Female Inmates as a Health Inequality Case

 

I chose female inmates as an exemplary group who faces with health inequality and I will present “Health status and access to health services of female prisoners in Greece: a cross-sectional study” from Geitona and Milloni to support my point.1

 

I will set the focus of my essay on female inmates, but before doing so, I want to state general hardships of both male and female inmates confront. In general, inmates are vulnerable about their health because of three reasons: low life quality prior to and during imprisonment and challenges in healthcare access during incarceration. Prisons mostly receive people from economically disadvantaged, marginalized communities which already have a high rate of infections and drug abuse.
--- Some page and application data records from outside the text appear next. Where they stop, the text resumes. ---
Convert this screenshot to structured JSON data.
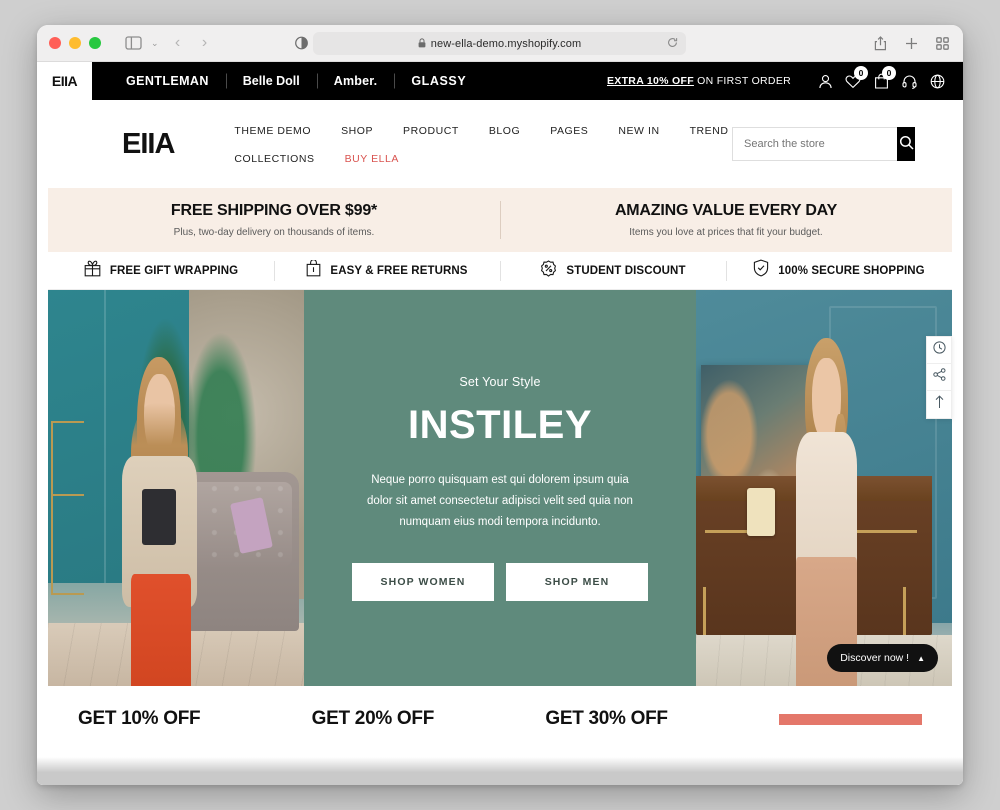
{
  "browser": {
    "url": "new-ella-demo.myshopify.com",
    "lock_icon": "lock-icon",
    "reload_icon": "reload-icon",
    "back_label": "‹",
    "forward_label": "›",
    "sidebar_icon": "sidebar-toggle-icon",
    "chevron_label": "⌄",
    "reader_icon": "reader-mode-icon",
    "share_icon": "share-icon",
    "newtab_icon": "new-tab-icon",
    "tabs_icon": "tab-overview-icon"
  },
  "topbar": {
    "logo": "EIIA",
    "brands": [
      {
        "label": "GENTLEMAN"
      },
      {
        "label": "Belle Doll"
      },
      {
        "label": "Amber."
      },
      {
        "label": "GLASSY"
      }
    ],
    "promo_highlight": "EXTRA 10% OFF",
    "promo_rest": " ON FIRST ORDER",
    "icons": {
      "account": "user-icon",
      "wishlist": "heart-icon",
      "wishlist_count": "0",
      "cart": "bag-icon",
      "cart_count": "0",
      "support": "headset-icon",
      "language": "globe-icon"
    }
  },
  "header": {
    "logo": "EIIA",
    "nav_row1": [
      {
        "label": "THEME DEMO"
      },
      {
        "label": "SHOP"
      },
      {
        "label": "PRODUCT"
      },
      {
        "label": "BLOG"
      },
      {
        "label": "PAGES"
      },
      {
        "label": "NEW IN"
      },
      {
        "label": "TREND"
      }
    ],
    "nav_row2": [
      {
        "label": "COLLECTIONS",
        "accent": false
      },
      {
        "label": "BUY ELLA",
        "accent": true
      }
    ],
    "search": {
      "placeholder": "Search the store",
      "value": "",
      "icon": "search-icon"
    }
  },
  "value_bar": {
    "background": "#f8eee6",
    "items": [
      {
        "title": "FREE SHIPPING OVER $99*",
        "subtitle": "Plus, two-day delivery on thousands of items."
      },
      {
        "title": "AMAZING VALUE EVERY DAY",
        "subtitle": "Items you love at prices that fit your budget."
      }
    ]
  },
  "features": [
    {
      "label": "FREE GIFT WRAPPING",
      "icon": "gift-icon"
    },
    {
      "label": "EASY & FREE RETURNS",
      "icon": "return-box-icon"
    },
    {
      "label": "STUDENT DISCOUNT",
      "icon": "percent-badge-icon"
    },
    {
      "label": "100% SECURE SHOPPING",
      "icon": "shield-icon"
    }
  ],
  "hero": {
    "background": "#5f8a7c",
    "eyebrow": "Set Your Style",
    "title": "INSTILEY",
    "description": "Neque porro quisquam est qui dolorem ipsum quia dolor sit amet consectetur adipisci velit sed quia non numquam eius modi tempora incidunto.",
    "buttons": [
      {
        "label": "SHOP WOMEN"
      },
      {
        "label": "SHOP MEN"
      }
    ],
    "left_image_alt": "Woman in beige shirt and orange trousers in teal living room",
    "right_image_alt": "Woman in cream top and tan skirt beside wooden desk"
  },
  "discover": {
    "label": "Discover now !",
    "caret": "▲"
  },
  "sidetools": [
    {
      "icon": "recently-viewed-icon"
    },
    {
      "icon": "share-icon"
    },
    {
      "icon": "back-to-top-icon"
    }
  ],
  "promo_strip": {
    "items": [
      {
        "label": "GET 10% OFF"
      },
      {
        "label": "GET 20% OFF"
      },
      {
        "label": "GET 30% OFF"
      }
    ],
    "button_color": "#e4776a"
  }
}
So, when people get in prison they already have poorer health than common population. That’s why inmates need even more healthcare than the rest. Due to a crowded lifestyle they have a higher risk of contagious air-borne and blood-borne infections (especially tuberculosis, HIV and Hepatitis B and C).2 Also, since “prisoners automatically lose the social component of health, including the loss of control of a patient’s circumstances, the loss of family and familiar social support and a lack of information and familiarity with their surroundings”, they tend to have mental illnesses. 3 Lastly, imprisoned people may have some limitations on reaching to health personnel and making the staff believe in them despite the stigmatization. People who are not imprisoned can decide which doctor and hospital they want to go, yet prisoners usually have less scope of opportunities before them. Also, their physicians are usually assigned by the authorities working in prison. This may end up with a problem in the objectivity of the physician. As Coyle stated “full-time prison physicians … will form close relationships with prison management”, and thus it may be hard for these physicians to isolate themselves from their social interactions with management and be completely objective against imprisoned patients.4 Lastly, since incarcerated patient needs to contact with the prison staff first to reach to healthcare personnel, even if there is a wide variety of healthcare options, staff may limit the access since they may not believe to the trueness of the prisoner’s illness.

 

I wanted to focus on female prisoners because some additional reasons make their healthcare even more essential than incarcerated men. The first matter is that the incarcerated female population increased by 16% worldwide between 2006 and 2012.5 Also, it has been shown by various research that female prisoners have more frequent and severe mental illnesses than the general population and imprisoned men.6,7 Lastly, women often visit prisons for non-violent crimes; thus they usually have shorter sentences in prison.7 This may mean the increase in sexually transmitted, air-borne and blood-borne infections in the community. That’s why taking care of female prisoners is also an important public health matter and concerns everyone in general community.

 

The research I chose to present is done between January-December 2014, in one of two female detention centers of Greece called Korydallos. The researchers performed a questionnaire that focuses on 3 points respectively: socio-economics and detention characteristics, self-reported health, access and utilization of the health services. In the first section, the questionnaire investigated age, ethnicity, marital status, education, etc.; the reason, frequency, and duration of imprisonment. In the second section, mental, dental and physical health status is investigated both prior to and during incarceration. Also, sexual behaviors and addictions are questioned. In the last section, the frequency of healthcare service visits, availability of healthcare services and women’s satisfaction from these services is analyzed.1 With all three parts of this questionnaire; this research provides evidence for all three points I did in my second paragraph. That’s why I selected this article as a comprehensive one. Also, it examines mental, dental and physical health together, which makes it complete. According to results, 3 out of 10 women reported their general health status as poor/ very poor, 63.4% of the prisoners stated that their health got worsened during incarceration. 55% avowed their mental health poor/very poor and 82.2% said that they experience much/very much sadness and anxiety related to imprisonment. While almost 4 out of 5 women feel anxiety, only 52.5% of all prisoners applied to a psychologist or a psychiatrist.1 This may show that there is inadequate access to health services. Statements of prisoners support these results. Almost half of the prisoners described the quality of health services as poor and access as insufficient.  Only 16% of prisoners found services good/very good.1 To sum up, this research shows health and healthcare service access in Greece between female inmates from poor to moderate.

 

In short, while prisons receive people with poorer health than the general community, incarceration itself may worsen the health status. Female prisoners are especially vulnerable about their health under prison conditions. Also, it is particularly important to provide a proper primary and secondary healthcare to imprisoned women since they usually visit prisons due to milder crimes and for shorter periods and they usually return to the community after a short while. The research done by Geitona and Milloni shows that prison affects women’s health in a bad manner and healthcare access is poor. Thus, measures need to be taken to promote healthcare services in prisons, especially in female detention centers.